None of the educators, researchers, neurologists, psychologists, and chiropractors that I have consulted in the last few years has ever suggested that dyslexia can be eliminated. Moreover, even Dr. Books seems to contradict herself about whether dyslexia is reversible. At one point, she writes that dyslexia “may not . . . be permanent.” The chapter on “Schooling, Tutoring, and Extracurricular Activities” inexplicably discusses the academic supports that will be helpful to dyslexics. But if dyslexia is reversible, why talk to parents about choosing a tutor or a college that caters to dyslexic students?

While her argument is just not convincing, I do not think that it is necessary to “prove” that dyslexia is reversible. The point is that children with dyslexia will be profoundly affected by it—academically, socially, and emotionally—and it is our responsibility as parents to mitigate the effects as best we can.

I agree with Dr. Books that stress can impact learning, nutrition and creative play are very important to a child’s brain development, and dyslexia is multifaceted and varied; for those reasons, an integrated approach to addressing a dyslexic child’s needs makes sense. But before spending thousands of dollars on a vaguely defined program, I’d suggest starting with getting your family’s emotional house in order, making improvements in your family’s healthy food intake, and reading up on what you can do at home or within your child’s school to address your child’s needs.

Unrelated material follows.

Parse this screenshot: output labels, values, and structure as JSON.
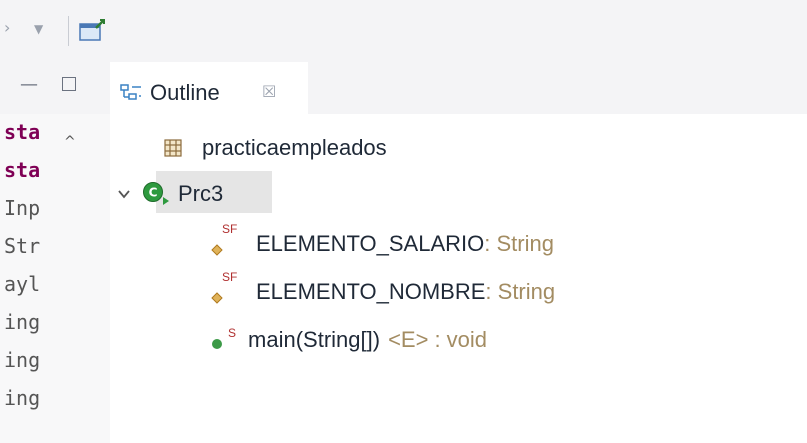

I have no doubt that Dr. Books has helped many of her clients overcome obstacles and make improvements in their lives. I’m no stranger to alternative therapies, and over the years my son and I have seen acupuncturists, chiropractors, a cranial-sacral therapist, counselors, and tutors and tried herbal, homeopathic, and other types of home remedies, with many positive outcomes. While he still struggles with dyslexia, he has experienced great improvements.

The Hawthorne Effect cannot be overlooked when it comes to alternative therapies or any intervention. To paraphrase: a child to whom positive intention is directed will improve. This may explain positive results as much as anything in some situations. As parents, we are called to summon our best efforts to address the needs of our children. Our job is to help our children understand how their dyslexic brains make them special and how to make the wall separating them from knowledge and information less daunting to scale. You may choose to engage a village of mainstream and alternative teachers, therapists, and practitioners to work with you and your child, which may involve parting with some hard-earned cash; some will be beneficial and some will not be. The only certainty is that there is no silver bullet (yet), and all we can do is search for what works for our own families, within our means.

Shari Holland